  1. Place the mouse pointer over the title bar (located at the top of the window).
  2. Click and hold down the left mouse button. (You cannot move a window that has been maximized other than to use the Minimize button.)
  3. Drag the window to the place where you want it, then release the mouse button.
titlebar

Tiling and cascading windows

Sometimes moving and sizing multiple windows can create confusion. To keep better track of multiple windows, try cascading or tiling the windows.

  • Cascading windows are layered on top of each other.
  • Tiled windows are next to each other. Windows can be tiled horizontally or vertically. If windows are tiled horizontally, they appear one above another. If windows are tiled vertically, they appear side by side.

To cascade or tile windows:

  1. With two or more windows open, right-click on a blank area of the taskbar.
  2. Choose Cascade Windows, Tile Windows Horizontally, or Tile Windows Vertically.

To return to your previous window arrangement:

  1. Right-click on a blank area of the taskbar.
  2. Select the Undo command.

To show the desktop:

  1. Right-click on a blank area of the taskbar.
  2. Choose Show the Desktop.

Switching between windows

Windows XP allows you to have more than one program open at the same time. It also allows you to easily move between open windows. The window you select becomes the active window. When a window is active on the desktop, its title bar (and button on the taskbar) is blue. When a window is inactive, the title bar is light blue.

To switch between windows:

  1. Open more than one program.
  2. Size the windows so they're open on the desktop.
  3. Click on any part of the window you want to work with.

OR

  • Click the program buttons on the taskbar to activate the window you want to work with.

Unlike previous versions of Windows, Windows XP keeps the taskbar from getting too cluttered. It groups the buttons when too many accumulate on the taskbar. For example, when you open Outlook Express you'll see one button on the taskbar. However, if you have three or more email message windows open, one button represents the Outlook Express's open windows.

Simply click the button to select from the pop-up list of open windows.

taskbar button
Double-headed arrow
choosing a taskbar button from the pop-up window

Switching using the keyboard method

When you have more than one window open, you can also switch between them using the keyboard.

To switch between windows using the keyboard method:

  1. Open more than one program or window.
  2. Press and hold down the Alt key while pressing the Tab key.
  3. A menu featuring file and program icons appears.
  4. Tab to the window you want to view. Once it's outlined with a box, release both keys.

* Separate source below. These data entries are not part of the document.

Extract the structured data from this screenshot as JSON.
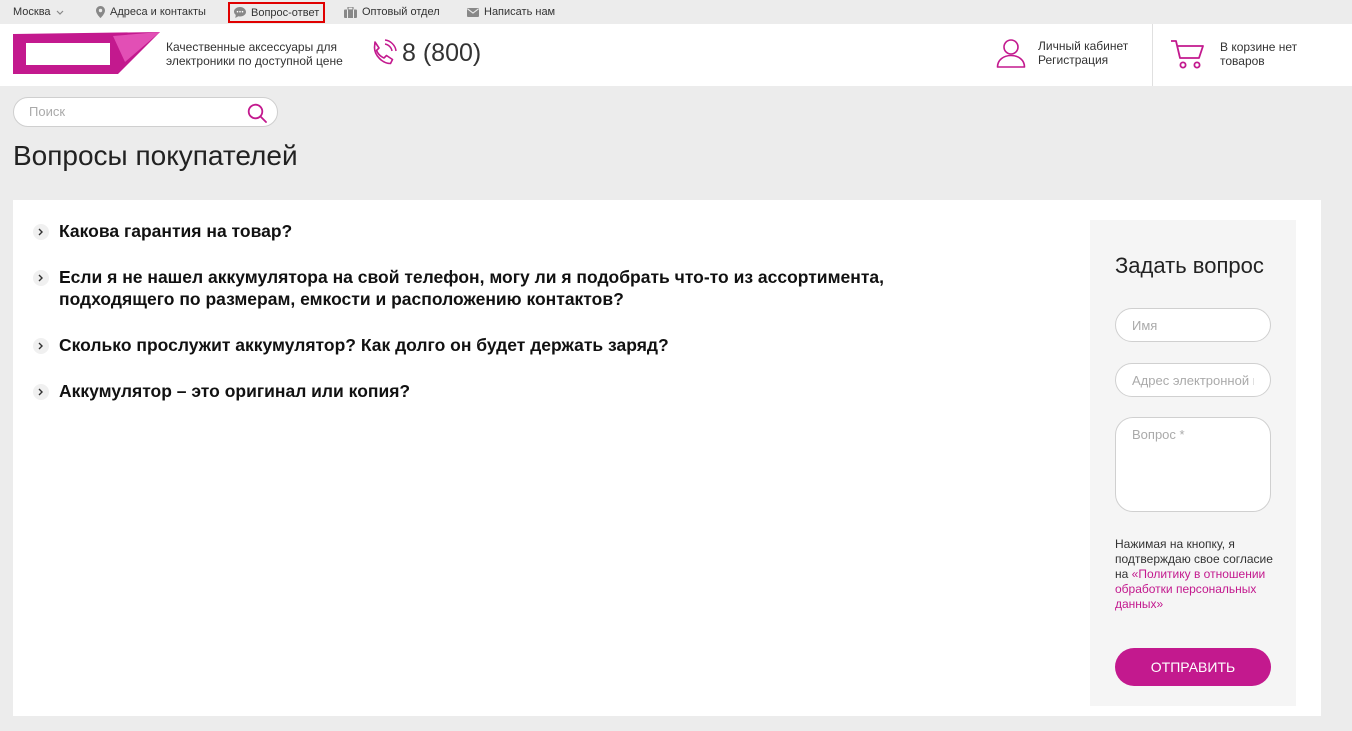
{
  "topbar": {
    "city": "Москва",
    "addresses": "Адреса и контакты",
    "faq": "Вопрос-ответ",
    "wholesale": "Оптовый отдел",
    "write": "Написать нам"
  },
  "header": {
    "tagline": "Качественные аксессуары для электроники по доступной цене",
    "phone": "8 (800)",
    "account_login": "Личный кабинет",
    "account_register": "Регистрация",
    "cart_status": "В корзине нет товаров"
  },
  "search": {
    "placeholder": "Поиск"
  },
  "page_title": "Вопросы покупателей",
  "faq": [
    {
      "question": "Какова гарантия на товар?"
    },
    {
      "question": "Если я не нашел аккумулятора на свой телефон, могу ли я подобрать что-то из ассортимента, подходящего по размерам, емкости и расположению контактов?"
    },
    {
      "question": "Сколько прослужит аккумулятор? Как долго он будет держать заряд?"
    },
    {
      "question": "Аккумулятор – это оригинал или копия?"
    }
  ],
  "ask_form": {
    "title": "Задать вопрос",
    "name_placeholder": "Имя",
    "email_placeholder": "Адрес электронной почты",
    "question_placeholder": "Вопрос *",
    "consent_text": "Нажимая на кнопку, я подтверждаю свое согласие на ",
    "consent_link": "«Политику в отношении обработки персональных данных»",
    "submit_label": "ОТПРАВИТЬ"
  },
  "colors": {
    "accent": "#c3198e",
    "highlight_border": "#e00000",
    "background": "#ececec"
  }
}
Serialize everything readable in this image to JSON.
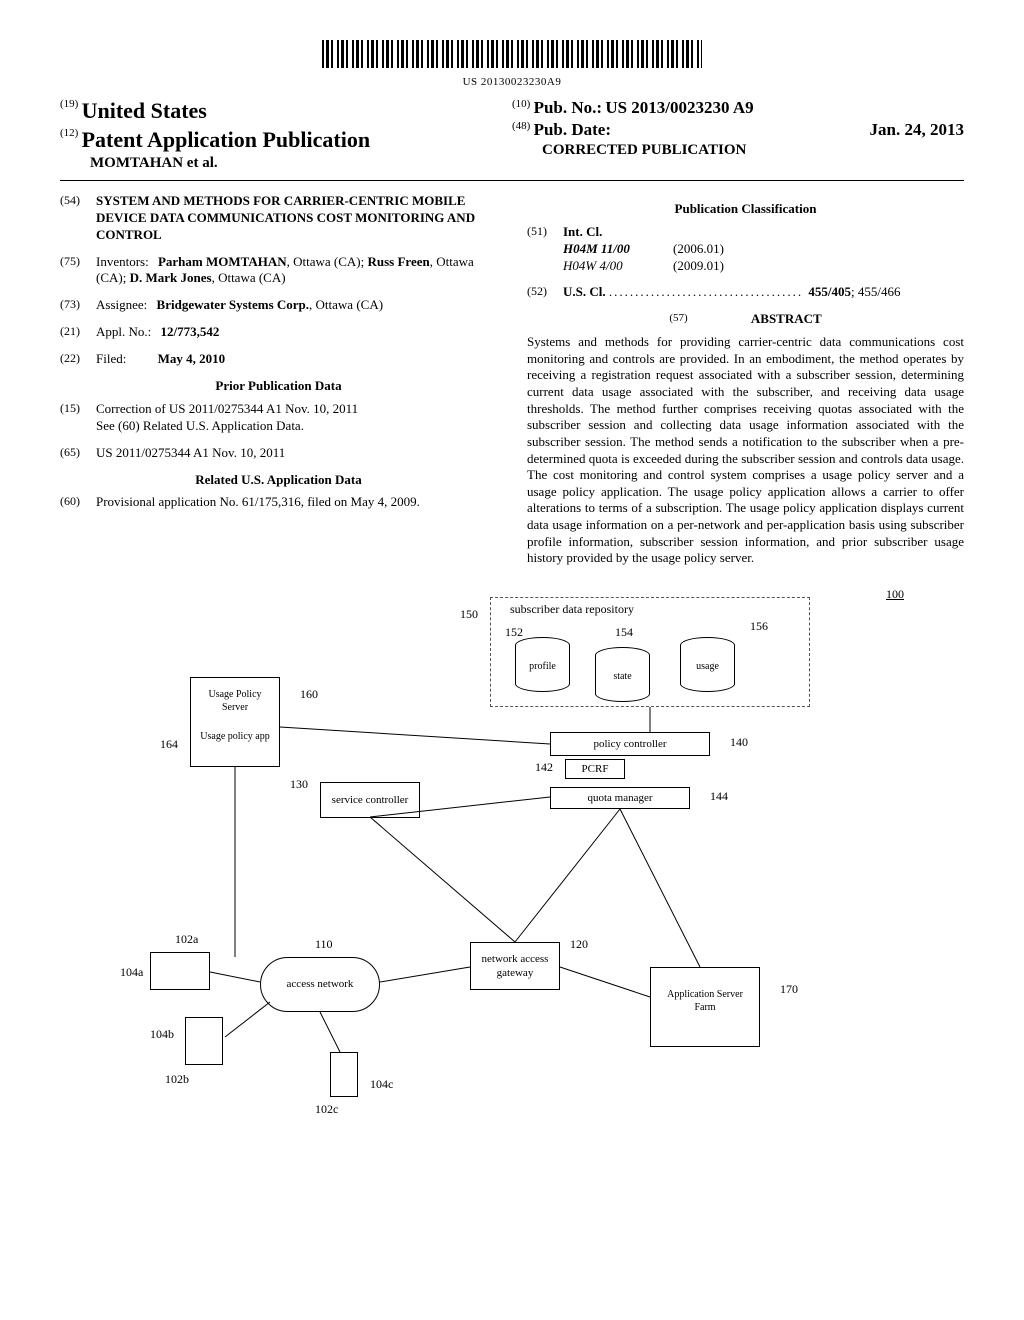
{
  "barcode_number": "US 20130023230A9",
  "header": {
    "code_19": "(19)",
    "country": "United States",
    "code_12": "(12)",
    "pub_type": "Patent Application Publication",
    "inventor_line": "MOMTAHAN et al.",
    "code_10": "(10)",
    "pub_no_label": "Pub. No.:",
    "pub_no": "US 2013/0023230 A9",
    "code_48": "(48)",
    "pub_date_label": "Pub. Date:",
    "pub_date": "Jan. 24, 2013",
    "correction": "CORRECTED PUBLICATION"
  },
  "left": {
    "s54": {
      "code": "(54)",
      "text": "SYSTEM AND METHODS FOR CARRIER-CENTRIC MOBILE DEVICE DATA COMMUNICATIONS COST MONITORING AND CONTROL"
    },
    "s75": {
      "code": "(75)",
      "label": "Inventors:",
      "text": "Parham MOMTAHAN, Ottawa (CA); Russ Freen, Ottawa (CA); D. Mark Jones, Ottawa (CA)"
    },
    "s73": {
      "code": "(73)",
      "label": "Assignee:",
      "text": "Bridgewater Systems Corp., Ottawa (CA)"
    },
    "s21": {
      "code": "(21)",
      "label": "Appl. No.:",
      "text": "12/773,542"
    },
    "s22": {
      "code": "(22)",
      "label": "Filed:",
      "text": "May 4, 2010"
    },
    "prior_pub_head": "Prior Publication Data",
    "s15": {
      "code": "(15)",
      "text1": "Correction of US 2011/0275344 A1 Nov. 10, 2011",
      "text2": "See (60) Related U.S. Application Data."
    },
    "s65": {
      "code": "(65)",
      "text": "US 2011/0275344 A1      Nov. 10, 2011"
    },
    "related_head": "Related U.S. Application Data",
    "s60": {
      "code": "(60)",
      "text": "Provisional application No. 61/175,316, filed on May 4, 2009."
    }
  },
  "right": {
    "pub_class_head": "Publication Classification",
    "s51": {
      "code": "(51)",
      "label": "Int. Cl.",
      "r1a": "H04M 11/00",
      "r1b": "(2006.01)",
      "r2a": "H04W 4/00",
      "r2b": "(2009.01)"
    },
    "s52": {
      "code": "(52)",
      "label": "U.S. Cl.",
      "text": "455/405; 455/466"
    },
    "s57": {
      "code": "(57)",
      "head": "ABSTRACT"
    },
    "abstract": "Systems and methods for providing carrier-centric data communications cost monitoring and controls are provided. In an embodiment, the method operates by receiving a registration request associated with a subscriber session, determining current data usage associated with the subscriber, and receiving data usage thresholds. The method further comprises receiving quotas associated with the subscriber session and collecting data usage information associated with the subscriber session. The method sends a notification to the subscriber when a pre-determined quota is exceeded during the subscriber session and controls data usage. The cost monitoring and control system comprises a usage policy server and a usage policy application. The usage policy application allows a carrier to offer alterations to terms of a subscription. The usage policy application displays current data usage information on a per-network and per-application basis using subscriber profile information, subscriber session information, and prior subscriber usage history provided by the usage policy server."
  },
  "figure": {
    "ref_100": "100",
    "subscriber_repo": "subscriber data repository",
    "ref_150": "150",
    "profile": "profile",
    "ref_152": "152",
    "state": "state",
    "ref_154": "154",
    "usage": "usage",
    "ref_156": "156",
    "policy_controller": "policy controller",
    "ref_140": "140",
    "pcrf": "PCRF",
    "ref_142": "142",
    "quota_manager": "quota manager",
    "ref_144": "144",
    "usage_policy_server": "Usage Policy Server",
    "ref_160": "160",
    "usage_policy_app": "Usage policy app",
    "ref_164": "164",
    "service_controller": "service controller",
    "ref_130": "130",
    "access_network": "access network",
    "ref_110": "110",
    "network_access_gateway": "network access gateway",
    "ref_120": "120",
    "app_server_farm": "Application Server Farm",
    "ref_170": "170",
    "ref_102a": "102a",
    "ref_104a": "104a",
    "ref_102b": "102b",
    "ref_104b": "104b",
    "ref_102c": "102c",
    "ref_104c": "104c"
  }
}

Challenge!

  • Practice minimizing, maximizing, and restoring windows.
  • Move a window using the title bar.
  • Click and drag to resize a window.
  • Practice tiling and cascading windows.
  • Switch between windows using both methods described in this lesson.